Study material: Begin

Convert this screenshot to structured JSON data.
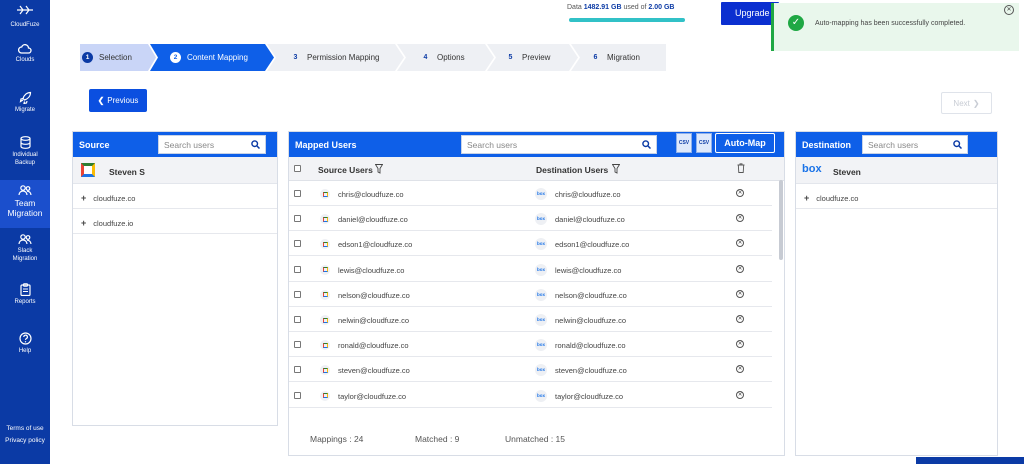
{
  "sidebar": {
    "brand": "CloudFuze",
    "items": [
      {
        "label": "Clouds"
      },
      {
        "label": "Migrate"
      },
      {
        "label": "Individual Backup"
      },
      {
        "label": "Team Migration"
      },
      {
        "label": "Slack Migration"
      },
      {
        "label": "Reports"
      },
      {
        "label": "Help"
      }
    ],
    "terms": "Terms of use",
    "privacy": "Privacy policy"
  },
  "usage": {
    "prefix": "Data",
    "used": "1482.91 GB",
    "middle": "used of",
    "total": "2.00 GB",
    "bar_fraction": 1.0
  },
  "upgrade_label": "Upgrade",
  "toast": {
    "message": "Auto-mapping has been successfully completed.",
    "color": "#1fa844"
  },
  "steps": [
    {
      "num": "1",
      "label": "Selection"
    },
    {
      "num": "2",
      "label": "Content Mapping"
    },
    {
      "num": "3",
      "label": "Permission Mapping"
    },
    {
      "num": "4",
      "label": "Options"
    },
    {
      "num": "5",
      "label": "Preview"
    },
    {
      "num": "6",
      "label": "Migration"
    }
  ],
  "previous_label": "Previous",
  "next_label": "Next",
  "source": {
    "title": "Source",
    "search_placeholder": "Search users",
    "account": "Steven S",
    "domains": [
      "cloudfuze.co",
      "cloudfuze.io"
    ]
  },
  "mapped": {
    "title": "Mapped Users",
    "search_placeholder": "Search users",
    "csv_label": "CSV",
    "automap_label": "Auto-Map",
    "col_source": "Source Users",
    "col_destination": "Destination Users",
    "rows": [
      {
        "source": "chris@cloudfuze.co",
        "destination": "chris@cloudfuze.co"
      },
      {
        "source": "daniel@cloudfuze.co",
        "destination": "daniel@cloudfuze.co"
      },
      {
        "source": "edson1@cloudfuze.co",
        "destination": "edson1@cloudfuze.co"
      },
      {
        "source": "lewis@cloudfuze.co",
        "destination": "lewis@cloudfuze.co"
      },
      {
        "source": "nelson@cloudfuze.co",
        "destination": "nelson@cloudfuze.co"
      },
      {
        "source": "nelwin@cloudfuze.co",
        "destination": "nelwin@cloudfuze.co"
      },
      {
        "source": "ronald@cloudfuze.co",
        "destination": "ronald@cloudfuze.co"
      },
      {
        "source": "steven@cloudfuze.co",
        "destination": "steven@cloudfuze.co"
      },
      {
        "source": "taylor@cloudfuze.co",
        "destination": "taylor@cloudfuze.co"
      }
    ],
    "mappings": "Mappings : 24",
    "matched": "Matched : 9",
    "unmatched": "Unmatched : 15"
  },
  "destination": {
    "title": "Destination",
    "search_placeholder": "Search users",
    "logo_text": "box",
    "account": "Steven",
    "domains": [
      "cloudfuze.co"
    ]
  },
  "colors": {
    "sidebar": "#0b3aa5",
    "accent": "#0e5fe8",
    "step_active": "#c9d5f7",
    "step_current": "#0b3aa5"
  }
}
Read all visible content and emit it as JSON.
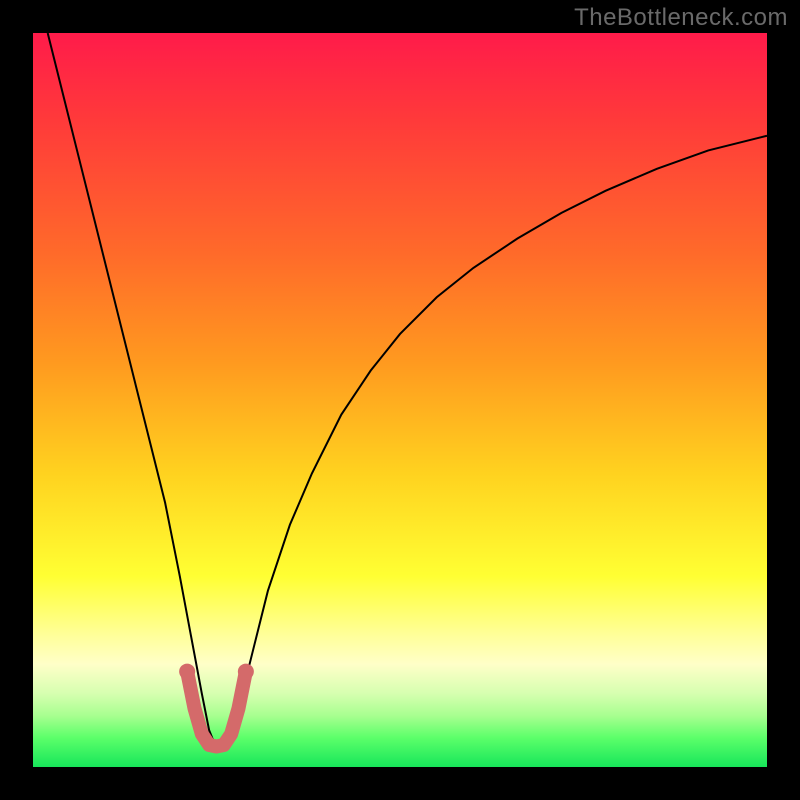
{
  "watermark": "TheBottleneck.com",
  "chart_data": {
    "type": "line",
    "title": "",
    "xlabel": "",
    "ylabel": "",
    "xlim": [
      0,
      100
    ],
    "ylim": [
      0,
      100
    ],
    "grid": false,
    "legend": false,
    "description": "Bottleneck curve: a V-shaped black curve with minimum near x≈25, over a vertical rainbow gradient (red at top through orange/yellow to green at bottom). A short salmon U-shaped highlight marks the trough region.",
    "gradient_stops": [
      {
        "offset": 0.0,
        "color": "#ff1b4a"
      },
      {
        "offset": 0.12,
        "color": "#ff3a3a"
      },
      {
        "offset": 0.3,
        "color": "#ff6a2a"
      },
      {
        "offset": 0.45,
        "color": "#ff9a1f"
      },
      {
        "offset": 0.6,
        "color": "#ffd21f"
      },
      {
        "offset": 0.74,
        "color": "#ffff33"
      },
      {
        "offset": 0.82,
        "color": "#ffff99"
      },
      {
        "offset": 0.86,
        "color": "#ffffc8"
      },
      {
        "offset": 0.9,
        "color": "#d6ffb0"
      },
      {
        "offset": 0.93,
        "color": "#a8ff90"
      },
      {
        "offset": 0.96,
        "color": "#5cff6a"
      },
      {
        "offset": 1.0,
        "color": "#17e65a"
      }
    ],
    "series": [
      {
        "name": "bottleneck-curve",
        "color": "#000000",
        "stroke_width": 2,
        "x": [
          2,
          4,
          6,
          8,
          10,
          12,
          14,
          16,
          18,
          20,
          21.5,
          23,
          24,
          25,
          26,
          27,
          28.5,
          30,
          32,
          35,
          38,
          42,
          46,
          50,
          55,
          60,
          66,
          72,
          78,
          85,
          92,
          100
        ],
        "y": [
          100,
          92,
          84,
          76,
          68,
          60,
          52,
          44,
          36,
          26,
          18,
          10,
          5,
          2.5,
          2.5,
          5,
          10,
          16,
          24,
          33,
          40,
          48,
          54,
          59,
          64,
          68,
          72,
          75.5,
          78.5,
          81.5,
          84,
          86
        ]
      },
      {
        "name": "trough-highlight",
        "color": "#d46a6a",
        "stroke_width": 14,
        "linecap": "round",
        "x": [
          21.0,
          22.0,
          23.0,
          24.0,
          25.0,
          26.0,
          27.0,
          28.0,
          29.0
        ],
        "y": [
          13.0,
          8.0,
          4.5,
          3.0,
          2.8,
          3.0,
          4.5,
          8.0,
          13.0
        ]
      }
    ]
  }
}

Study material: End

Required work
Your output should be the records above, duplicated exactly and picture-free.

Task response
Convert this screenshot to structured JSON data.
{
  "sidebar": {
    "brand": "CloudFuze",
    "items": [
      {
        "label": "Clouds"
      },
      {
        "label": "Migrate"
      },
      {
        "label": "Individual Backup"
      },
      {
        "label": "Team Migration"
      },
      {
        "label": "Slack Migration"
      },
      {
        "label": "Reports"
      },
      {
        "label": "Help"
      }
    ],
    "terms": "Terms of use",
    "privacy": "Privacy policy"
  },
  "usage": {
    "prefix": "Data",
    "used": "1482.91 GB",
    "middle": "used of",
    "total": "2.00 GB",
    "bar_fraction": 1.0
  },
  "upgrade_label": "Upgrade",
  "toast": {
    "message": "Auto-mapping has been successfully completed.",
    "color": "#1fa844"
  },
  "steps": [
    {
      "num": "1",
      "label": "Selection"
    },
    {
      "num": "2",
      "label": "Content Mapping"
    },
    {
      "num": "3",
      "label": "Permission Mapping"
    },
    {
      "num": "4",
      "label": "Options"
    },
    {
      "num": "5",
      "label": "Preview"
    },
    {
      "num": "6",
      "label": "Migration"
    }
  ],
  "previous_label": "Previous",
  "next_label": "Next",
  "source": {
    "title": "Source",
    "search_placeholder": "Search users",
    "account": "Steven S",
    "domains": [
      "cloudfuze.co",
      "cloudfuze.io"
    ]
  },
  "mapped": {
    "title": "Mapped Users",
    "search_placeholder": "Search users",
    "csv_label": "CSV",
    "automap_label": "Auto-Map",
    "col_source": "Source Users",
    "col_destination": "Destination Users",
    "rows": [
      {
        "source": "chris@cloudfuze.co",
        "destination": "chris@cloudfuze.co"
      },
      {
        "source": "daniel@cloudfuze.co",
        "destination": "daniel@cloudfuze.co"
      },
      {
        "source": "edson1@cloudfuze.co",
        "destination": "edson1@cloudfuze.co"
      },
      {
        "source": "lewis@cloudfuze.co",
        "destination": "lewis@cloudfuze.co"
      },
      {
        "source": "nelson@cloudfuze.co",
        "destination": "nelson@cloudfuze.co"
      },
      {
        "source": "nelwin@cloudfuze.co",
        "destination": "nelwin@cloudfuze.co"
      },
      {
        "source": "ronald@cloudfuze.co",
        "destination": "ronald@cloudfuze.co"
      },
      {
        "source": "steven@cloudfuze.co",
        "destination": "steven@cloudfuze.co"
      },
      {
        "source": "taylor@cloudfuze.co",
        "destination": "taylor@cloudfuze.co"
      }
    ],
    "mappings": "Mappings : 24",
    "matched": "Matched : 9",
    "unmatched": "Unmatched : 15"
  },
  "destination": {
    "title": "Destination",
    "search_placeholder": "Search users",
    "logo_text": "box",
    "account": "Steven",
    "domains": [
      "cloudfuze.co"
    ]
  },
  "colors": {
    "sidebar": "#0b3aa5",
    "accent": "#0e5fe8",
    "step_active": "#c9d5f7",
    "step_current": "#0b3aa5"
  }
}
Read all visible content and emit it as JSON.
{
  "watermark": "TheBottleneck.com",
  "chart_data": {
    "type": "line",
    "title": "",
    "xlabel": "",
    "ylabel": "",
    "xlim": [
      0,
      100
    ],
    "ylim": [
      0,
      100
    ],
    "grid": false,
    "legend": false,
    "description": "Bottleneck curve: a V-shaped black curve with minimum near x≈25, over a vertical rainbow gradient (red at top through orange/yellow to green at bottom). A short salmon U-shaped highlight marks the trough region.",
    "gradient_stops": [
      {
        "offset": 0.0,
        "color": "#ff1b4a"
      },
      {
        "offset": 0.12,
        "color": "#ff3a3a"
      },
      {
        "offset": 0.3,
        "color": "#ff6a2a"
      },
      {
        "offset": 0.45,
        "color": "#ff9a1f"
      },
      {
        "offset": 0.6,
        "color": "#ffd21f"
      },
      {
        "offset": 0.74,
        "color": "#ffff33"
      },
      {
        "offset": 0.82,
        "color": "#ffff99"
      },
      {
        "offset": 0.86,
        "color": "#ffffc8"
      },
      {
        "offset": 0.9,
        "color": "#d6ffb0"
      },
      {
        "offset": 0.93,
        "color": "#a8ff90"
      },
      {
        "offset": 0.96,
        "color": "#5cff6a"
      },
      {
        "offset": 1.0,
        "color": "#17e65a"
      }
    ],
    "series": [
      {
        "name": "bottleneck-curve",
        "color": "#000000",
        "stroke_width": 2,
        "x": [
          2,
          4,
          6,
          8,
          10,
          12,
          14,
          16,
          18,
          20,
          21.5,
          23,
          24,
          25,
          26,
          27,
          28.5,
          30,
          32,
          35,
          38,
          42,
          46,
          50,
          55,
          60,
          66,
          72,
          78,
          85,
          92,
          100
        ],
        "y": [
          100,
          92,
          84,
          76,
          68,
          60,
          52,
          44,
          36,
          26,
          18,
          10,
          5,
          2.5,
          2.5,
          5,
          10,
          16,
          24,
          33,
          40,
          48,
          54,
          59,
          64,
          68,
          72,
          75.5,
          78.5,
          81.5,
          84,
          86
        ]
      },
      {
        "name": "trough-highlight",
        "color": "#d46a6a",
        "stroke_width": 14,
        "linecap": "round",
        "x": [
          21.0,
          22.0,
          23.0,
          24.0,
          25.0,
          26.0,
          27.0,
          28.0,
          29.0
        ],
        "y": [
          13.0,
          8.0,
          4.5,
          3.0,
          2.8,
          3.0,
          4.5,
          8.0,
          13.0
        ]
      }
    ]
  }
}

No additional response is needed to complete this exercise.